Items from a dataset

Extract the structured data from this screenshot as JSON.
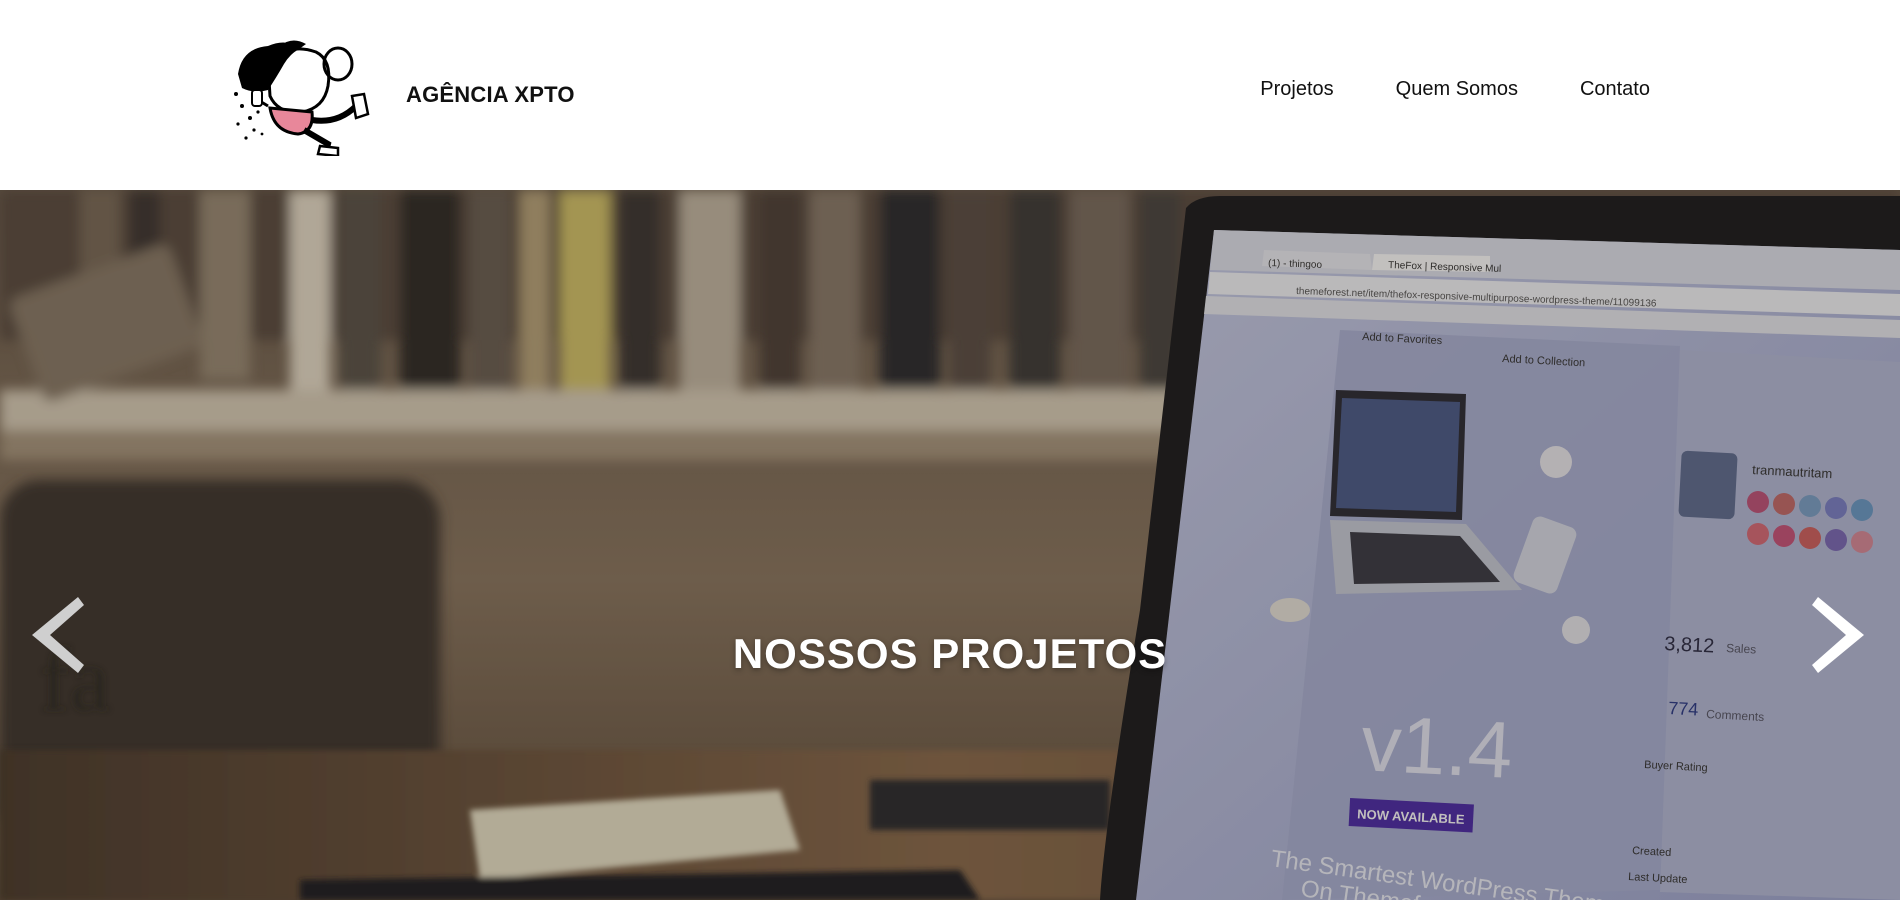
{
  "header": {
    "brand_name": "AGÊNCIA XPTO",
    "logo_icon": "mascot-logo-icon",
    "nav": [
      {
        "label": "Projetos"
      },
      {
        "label": "Quem Somos"
      },
      {
        "label": "Contato"
      }
    ]
  },
  "hero": {
    "title": "NOSSOS PROJETOS",
    "prev_icon": "chevron-left-icon",
    "next_icon": "chevron-right-icon",
    "laptop_screen": {
      "address": "themeforest.net/item/thefox-responsive-multipurpose-wordpress-theme/11099136",
      "tab1": "(1) - thingoo",
      "tab2": "TheFox | Responsive Mul",
      "add_favorites": "Add to Favorites",
      "add_collection": "Add to Collection",
      "author": "tranmautritam",
      "sales": "3,812",
      "sales_label": "Sales",
      "comments": "774",
      "comments_label": "Comments",
      "buyer_rating": "Buyer Rating",
      "created": "Created",
      "last_update": "Last Update",
      "version": "v1.4",
      "now_available": "NOW AVAILABLE",
      "tagline": "The Smartest WordPress Theme On Themeforest"
    }
  },
  "colors": {
    "brand_text": "#111111",
    "hero_title": "#ffffff",
    "header_bg": "#ffffff",
    "badge_purple": "#4b2aa8"
  }
}
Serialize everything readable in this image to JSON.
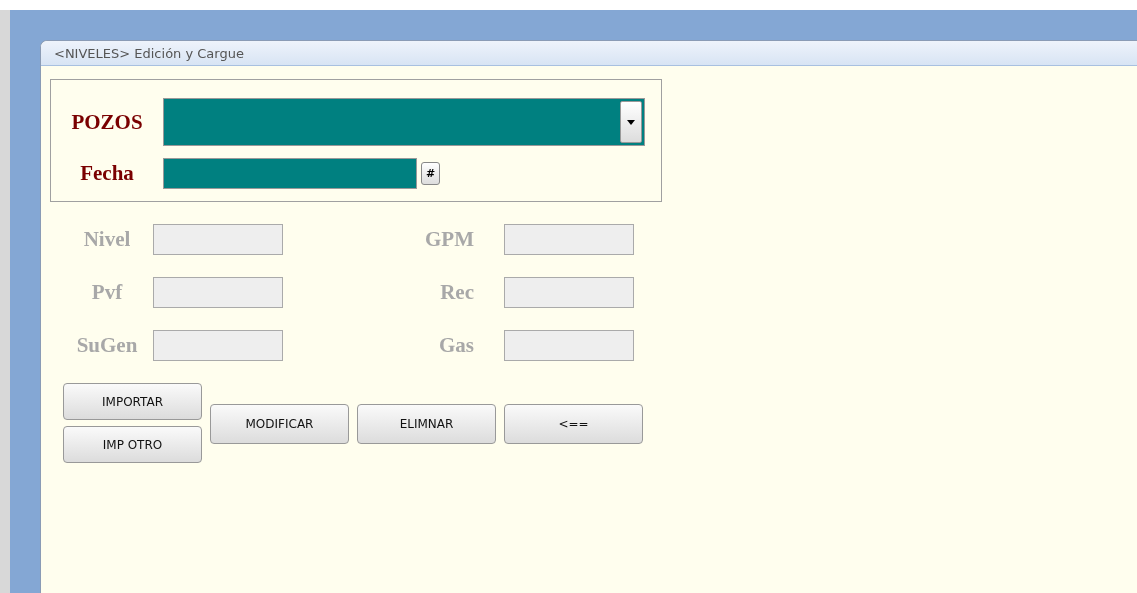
{
  "window": {
    "title": "<NIVELES> Edición y Cargue"
  },
  "selection": {
    "pozos": {
      "label": "POZOS"
    },
    "fecha": {
      "label": "Fecha",
      "button": "#"
    }
  },
  "fields": [
    {
      "label": "Nivel",
      "disabled": true
    },
    {
      "label": "GPM",
      "disabled": true
    },
    {
      "label": "Pvf",
      "disabled": true
    },
    {
      "label": "Rec",
      "disabled": true
    },
    {
      "label": "SuGen",
      "disabled": true
    },
    {
      "label": "Gas",
      "disabled": true
    }
  ],
  "import_buttons": [
    "IMPORTAR",
    "IMP OTRO"
  ],
  "buttons": [
    "MODIFICAR",
    "ELIMNAR",
    "<=="
  ]
}
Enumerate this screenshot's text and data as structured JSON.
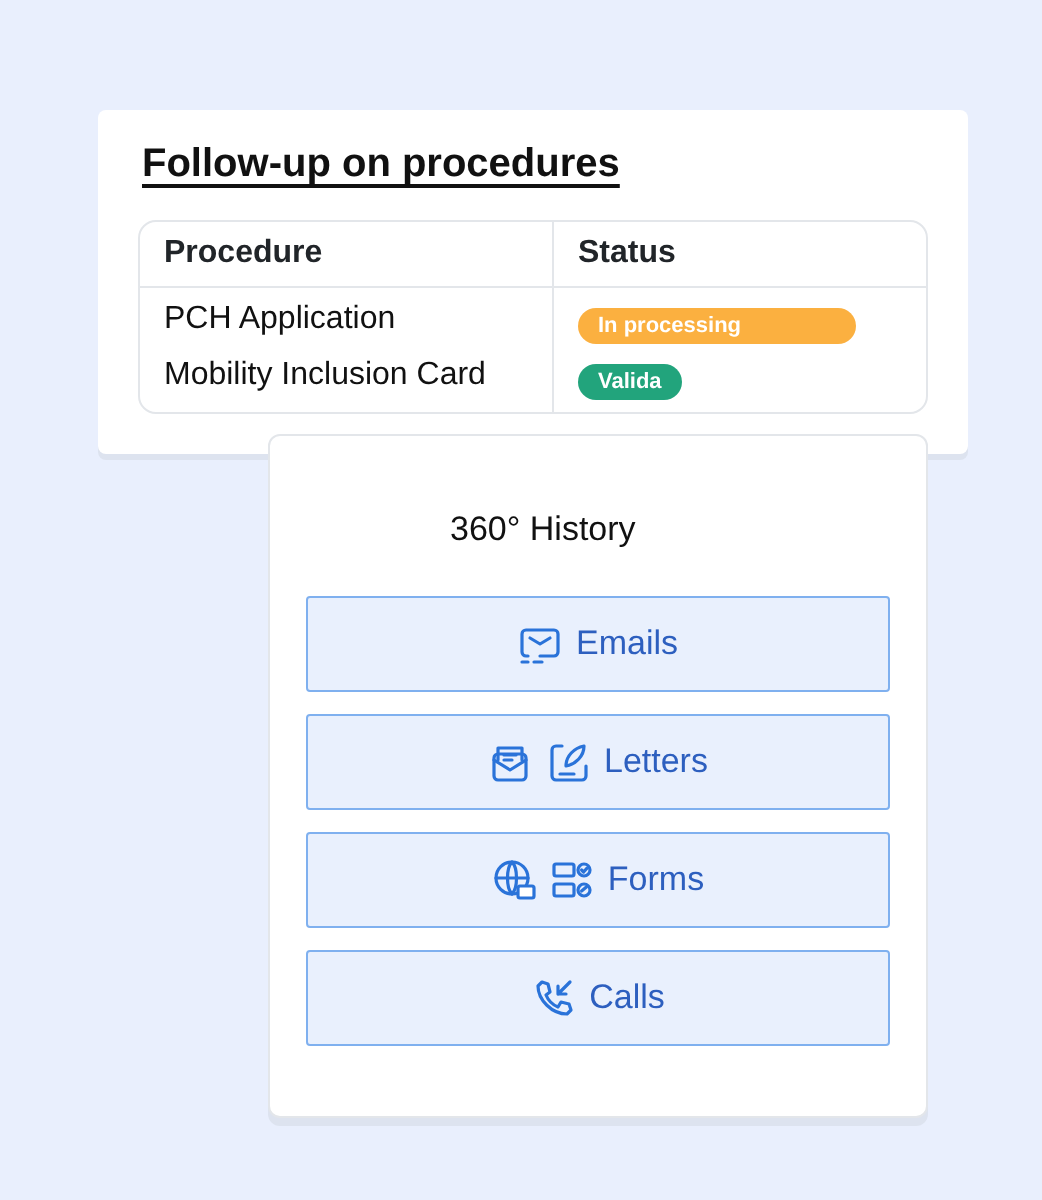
{
  "procedures_card": {
    "title": "Follow-up on procedures",
    "columns": [
      "Procedure",
      "Status"
    ],
    "rows": [
      {
        "procedure": "PCH Application",
        "status": "In processing",
        "color": "#fbb040"
      },
      {
        "procedure": "Mobility Inclusion Card",
        "status": "Valida",
        "color": "#22a47c"
      }
    ]
  },
  "history_card": {
    "title": "360° History",
    "buttons": [
      {
        "label": "Emails"
      },
      {
        "label": "Letters"
      },
      {
        "label": "Forms"
      },
      {
        "label": "Calls"
      }
    ]
  }
}
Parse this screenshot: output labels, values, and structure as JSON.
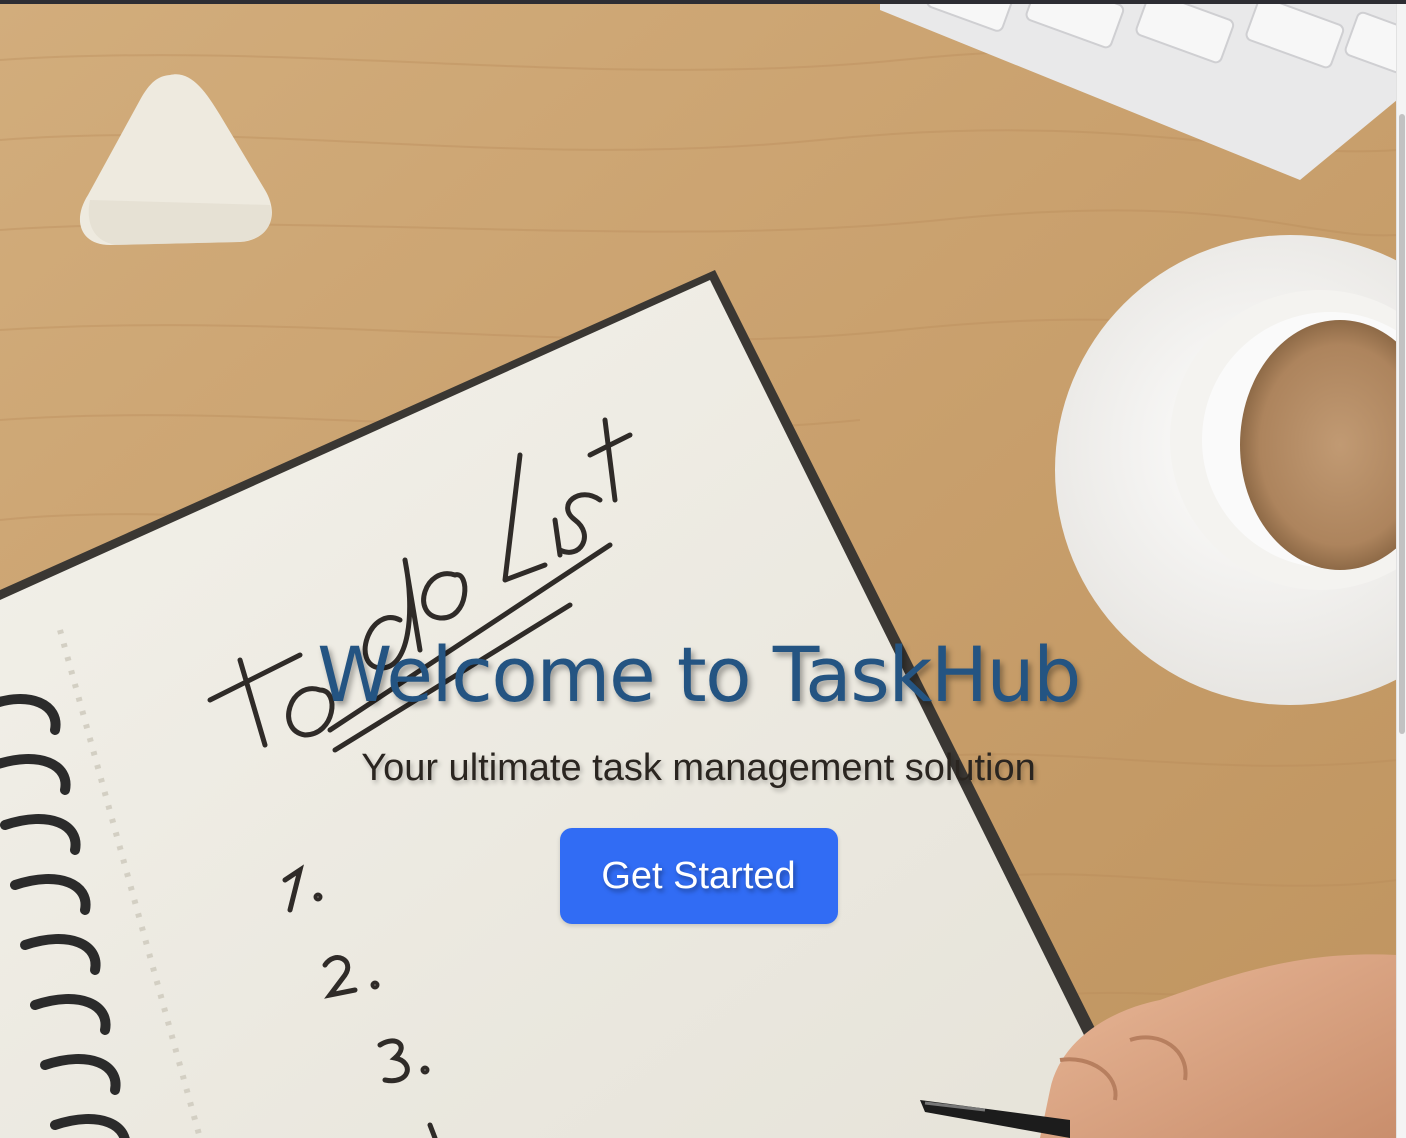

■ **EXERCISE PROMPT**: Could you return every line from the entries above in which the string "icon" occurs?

■ **EXERCISE RESULT**:
    "logo_icon": "mascot-logo-icon",
    "prev_icon": "chevron-left-icon",
    "next_icon": "chevron-right-icon",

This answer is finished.